With Iris now infected with this vampire virus, Donovan finds new use in his mother, and so does Ramona. Iris is appointed as their inside man, setting into motion (finally) the plan to take down The Countess. “I don’t know if that’s Oedipal or just mercenary.” Either way, it’s apparent that any thrills which come out of it will be conveniently withheld. The problem with this plot line is that it spends too much time luxuriating in its own machinations, which at this point are non-existent. What is Iris supposed to be doing exactly? This isn’t answered, but we do get a look into Iris’s own plights. There are several points in the episode where characters dismiss her as invisible or useless in some way. Women over fifty (hell, over forty) are often treated as if their worth has flown out the window and they are left a shell. Iris wrestles with this fact but, with a little introspection, courtesy of Liz Taylor herself, Iris finds some confidence in spilling the blood of a highly undesirable hipster couple. It’s a rewarding experience that is unfortunately a bit too rushed and thus the full weight of Iris’s pain and new potential to regain some vitality in her life are felt just in spontaneous spurts. Kathy Bates gives it her all with what is written and succeeds—it’s a shame the episode’s haphazard direction can’t keep up with her.

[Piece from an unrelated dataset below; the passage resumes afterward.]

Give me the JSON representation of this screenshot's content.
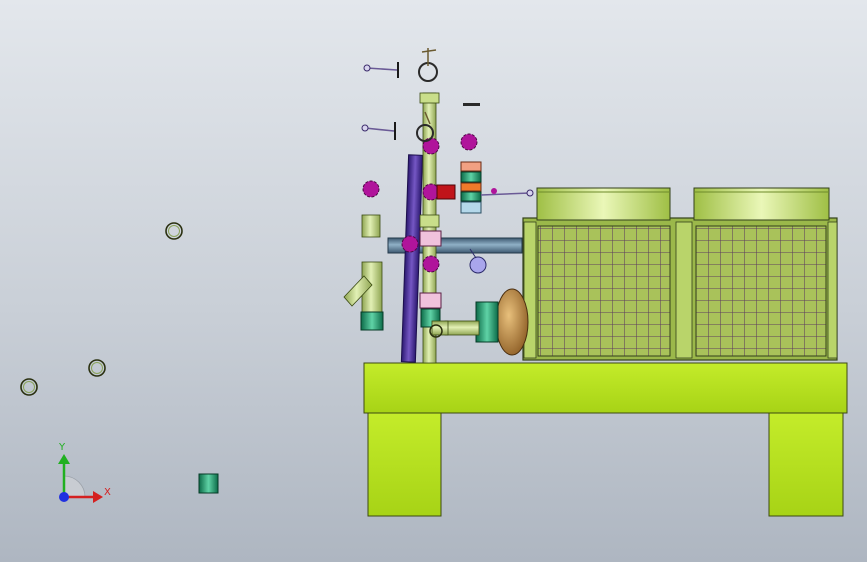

Still infinitely more satisfying is the reveal of Liz Taylor’s own backstory. As rushed and conventionally contrived as this character’s history turns out to be, it solidifies itself as one significant to the times. It’s also the part of the episode that really helps tie this unbalanced episode together, elucidating on this theme of two separate selves. It’s strange that this is perhaps the campiest segment of the episode when compared to the rest of it, which does contain brief meditative moments and elongated scenes of seriously violent chaos. The episode’s atmosphere switches too rapidly to convey the action onscreen with a sense of organic thrill. With this said, the revealed companionship between Liz Taylor and The Countess has some poignant moments and helps soften up the often hard Elizabeth a bit. At least before she (justly) slaughters two homophobes. She seems keen on having everyone embrace their shadow. Maybe a bit too keen for anyone else’s good but her own.
Any other plot developments in the episode come across as mere afterthoughts, especially when we catch up a bit with John Lowe, who more and more is losing track of his time and his mind. The killer experience he had from last week’s installment has him in a tough spot—fired from the police force and spiraling. Somehow he ends up in bed with Hypodermic Sally. These two have a strange attraction to one another that recurs too often to be random. If Sally is right about their magnetic attraction occurring again and again—it being their destiny—then John is hiding from his shadow. But dear old Sally sees it as clear as day.
And from here, there is nowhere to go but up. A great deal seems to happen in this hour; a bloody grade school massacre, several key character developments and various incidents of brow-raising tension. The episode’s theme, while all over the place, makes for a thoughtful exploration concerning the messy frivolity of youth. Still, much like the rest of this season, it’s all a little too much—this excess of story that could be more compelling if constructed with the weight of its true value. This chapter reminds us that the true confrontations are yet to be had and even often had between the compliant self and its screaming shadow. When the anticipated character-to-character confrontations finally do happen, let’s hope there will be more than string and contrived themes holding them together. “Room Service” gets 3 out of 5 stars!